Greenville, SC
William Edgeworth Beattie (1859 –   )

William Edgeworth Beattie was born on September 25, 1859 in Greenville, SC, the son of Hamlin Beattie and grandson of F.F. Beattie of Virginia.  The grandfather moved the family from Virginia and set up a mercantile business.  His father continued the business and founded the First National Bank in 1872.  Beattie graduated from school in Greenville, attended Princeton University and graduated in 1882.    His father hired him into the bank and there he labored for 22 years to become the Cashier.  He learned banking under his father’s tutelage.

In 1889, Mr. Joe D. Charles, who had served as President and Treasurer of the Reedy River Manufacturing Company, died.  The mill was reorganized as Conestee Mills and bought by Mr. Lewis Parker, Mr. F.F. Beattie and Captain Ellison A. Smyth.  William was named President and Treasurer but still remained as Cashier at First National Bank.  At the same time, Parker was President of the Victor Mill in Greer, SC as well as other mills.  Beattie was elected to the directorate.

Meanwhile a vacancy was created in the Presidency of Piedmont Manufacturing through the death of Col. James L. Orr.   Col. H.P. Hammett, who served as President for many years, organized the plant in 1873.     Upon his death, Mr. R.L. McCaughrin succeeded to the Presidency for a short time and then to Orr, the son-in- law of the founder, Hammett.  Upon the death of Orr in 1905, Beattie was elected President and Treasurer of Piedmont.  He gave up his positions with the Reedy River Manufacturing Company and the bank.

A biography of Beattie was published in a collection of  biographies: Men of Mark in South Carolina in 1907. 3

In 1914, the Parker Cotton Mills Company, the result of the merger in 1911 of 16 mills by Lewis W. Parker became insolvent.  Following re-organization, the company continued as Victor-Monaghan Company with M.C. Branch as President and Beattie as Vice-President and Treasurer.  In 1920, Branch resigned and Beattie was elected president for three years.  The combination of Piedmont and Victor-Monaghan gave Beattie command of one of the largest group of spindles in the South.*

*The greatest number of spindles in the South. Victor-Monaghan Group with eight mills according to Mill News in 1920:

  • Monaghan, Greenville, S. C.
  • Victor, Greer S. C.
  • Greer, Greer, S. C.
  • Apalache, Arlington, S. C. (a suburb of Greer) Note: The Apalache Mill has been converted to condos.
  • Seneca, Seneca, S. C.
  • Walhalla, Walhalla, S. C.
  • Wallace, Jonesville, S. C.
  • Ottaray, Union, S. C.  Note: Ottaray became part of the Deering-Milliken Company.

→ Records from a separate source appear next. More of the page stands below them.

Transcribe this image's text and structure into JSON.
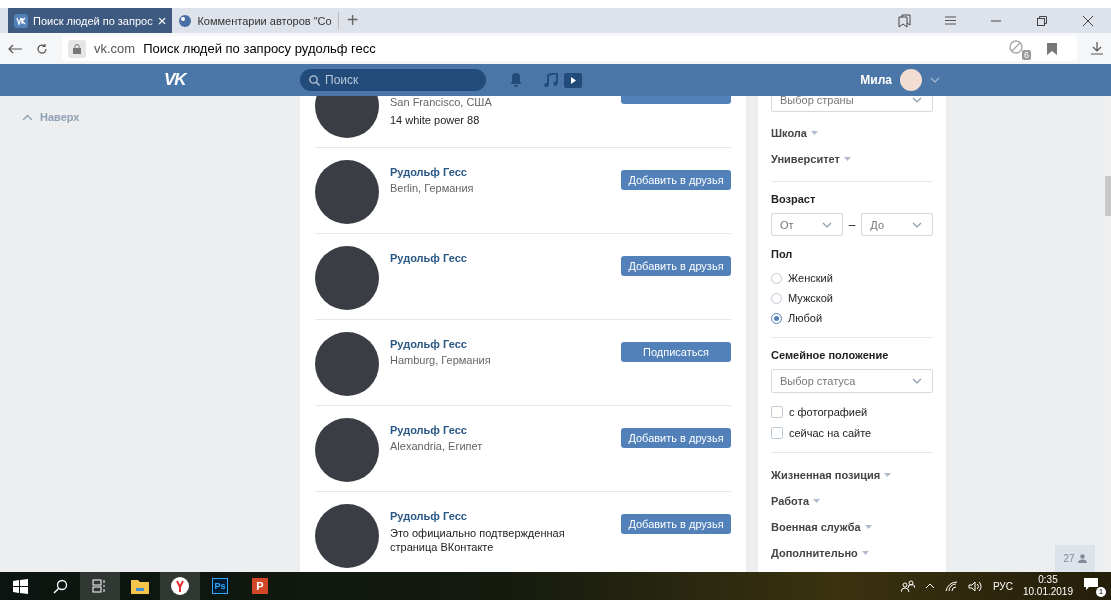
{
  "browser": {
    "tabs": [
      {
        "title": "Поиск людей по запрос",
        "selected": true,
        "close": "×"
      },
      {
        "title": "Комментарии авторов \"Co",
        "selected": false
      }
    ],
    "new_tab": "+",
    "address": {
      "domain": "vk.com",
      "title": "Поиск людей по запросу рудольф гесс",
      "blocked_count": "6"
    }
  },
  "vk_header": {
    "logo": "VK",
    "search_placeholder": "Поиск",
    "user_name": "Мила"
  },
  "sidebar": {
    "back_to_top": "Наверх"
  },
  "people": [
    {
      "location": "San Francisco, США",
      "status": "14 white power 88"
    },
    {
      "name": "Рудольф Гесс",
      "location": "Berlin, Германия",
      "button": "Добавить в друзья"
    },
    {
      "name": "Рудольф Гесс",
      "button": "Добавить в друзья"
    },
    {
      "name": "Рудольф Гесс",
      "location": "Hamburg, Германия",
      "button": "Подписаться"
    },
    {
      "name": "Рудольф Гесс",
      "location": "Alexandria, Египет",
      "button": "Добавить в друзья"
    },
    {
      "name": "Рудольф Гесс",
      "status": "Это официально подтвержденная страница ВКонтакте",
      "button": "Добавить в друзья"
    }
  ],
  "filters": [
    {
      "kind": "select",
      "placeholder": "Выбор страны"
    },
    {
      "kind": "expander",
      "label": "Школа"
    },
    {
      "kind": "expander",
      "label": "Университет"
    },
    {
      "kind": "divider"
    },
    {
      "kind": "heading",
      "label": "Возраст"
    },
    {
      "kind": "range",
      "from": "От",
      "dash": "–",
      "to": "До"
    },
    {
      "kind": "heading",
      "label": "Пол"
    },
    {
      "kind": "radio",
      "label": "Женский",
      "selected": false
    },
    {
      "kind": "radio",
      "label": "Мужской",
      "selected": false
    },
    {
      "kind": "radio",
      "label": "Любой",
      "selected": true
    },
    {
      "kind": "divider"
    },
    {
      "kind": "heading",
      "label": "Семейное положение"
    },
    {
      "kind": "select",
      "placeholder": "Выбор статуса"
    },
    {
      "kind": "checkbox",
      "label": "с фотографией",
      "checked": false
    },
    {
      "kind": "checkbox",
      "label": "сейчас на сайте",
      "checked": false
    },
    {
      "kind": "divider"
    },
    {
      "kind": "expander",
      "label": "Жизненная позиция"
    },
    {
      "kind": "expander",
      "label": "Работа"
    },
    {
      "kind": "expander",
      "label": "Военная служба"
    },
    {
      "kind": "expander",
      "label": "Дополнительно"
    }
  ],
  "online_badge": "27",
  "taskbar": {
    "apps": [
      {
        "kind": "start",
        "active": false
      },
      {
        "kind": "search",
        "active": false
      },
      {
        "kind": "taskview",
        "active": true
      },
      {
        "kind": "folder",
        "active": false
      },
      {
        "kind": "browser",
        "active": true
      },
      {
        "kind": "ps",
        "label": "Ps",
        "active": false
      },
      {
        "kind": "ppt",
        "label": "P",
        "active": false
      }
    ],
    "language": "РУС",
    "time": "0:35",
    "date": "10.01.2019",
    "notifications": "1"
  }
}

One of the most unusual clubs is what is known as the Fixit Club within the Victor-Monaghan Mills. It is composed of the superintendents, overseers and section men of the mills. They hold monthly meetings for the purpose of discussing practical questions of how to improve their work. There they swap ideas and get the other fellow’s opinion. Once every three months the superintendents and overseers of all the mills meet for joint discussion. This club has developed into one of the best organizations of the mills.  Mill News

In 1923, at age 64, Beattie turned over operation of Piedmont to his oldest son, Samuel Marshall Beattie.  The Victor-Monaghan portion was turned over to Thomas M. Marchant.

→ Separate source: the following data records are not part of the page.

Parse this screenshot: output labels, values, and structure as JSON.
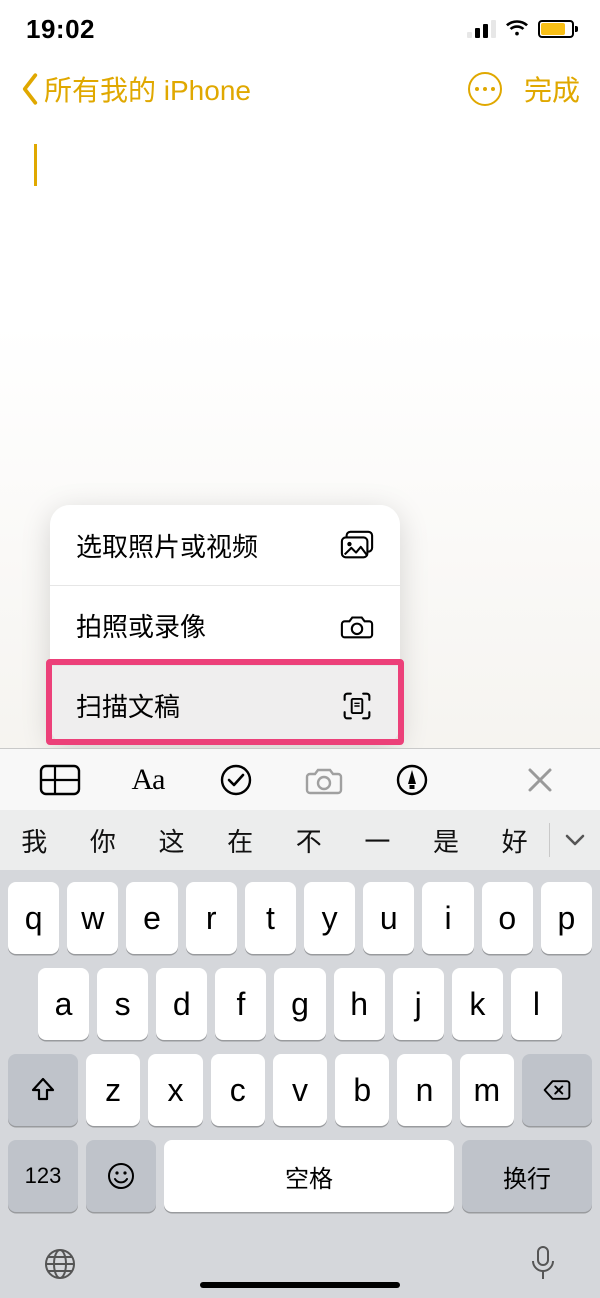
{
  "status": {
    "time": "19:02"
  },
  "nav": {
    "back_label": "所有我的 iPhone",
    "done_label": "完成"
  },
  "popup": {
    "items": [
      {
        "label": "选取照片或视频"
      },
      {
        "label": "拍照或录像"
      },
      {
        "label": "扫描文稿"
      }
    ]
  },
  "toolbar": {
    "aa": "Aa"
  },
  "suggestions": [
    "我",
    "你",
    "这",
    "在",
    "不",
    "一",
    "是",
    "好"
  ],
  "keyboard": {
    "row1": [
      "q",
      "w",
      "e",
      "r",
      "t",
      "y",
      "u",
      "i",
      "o",
      "p"
    ],
    "row2": [
      "a",
      "s",
      "d",
      "f",
      "g",
      "h",
      "j",
      "k",
      "l"
    ],
    "row3": [
      "z",
      "x",
      "c",
      "v",
      "b",
      "n",
      "m"
    ],
    "numeric": "123",
    "emoji": "😀",
    "space": "空格",
    "return": "换行"
  }
}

No obituary can be found by electronic search (GM).  Beattie was apparently alive in 1934 when Jacobs wrote The Pioneer and included Beattie as one of the leading textile minds in the South.


  1. Jacobs, William Plumer. 1935. The Pioneer. Clinton, S.C.: Jacobs & Co. Press.
  2. http://docsouth.unc.edu/nc/millnews/millnews.html Vol. XXII, No. 16 Oct 14,1920 Victor-Monaghan Group page 62-3 Accessed April 17, 2008.
  3. www.archive.org/details/menofmarkinsouth03hemp Accessed February 19, 2009.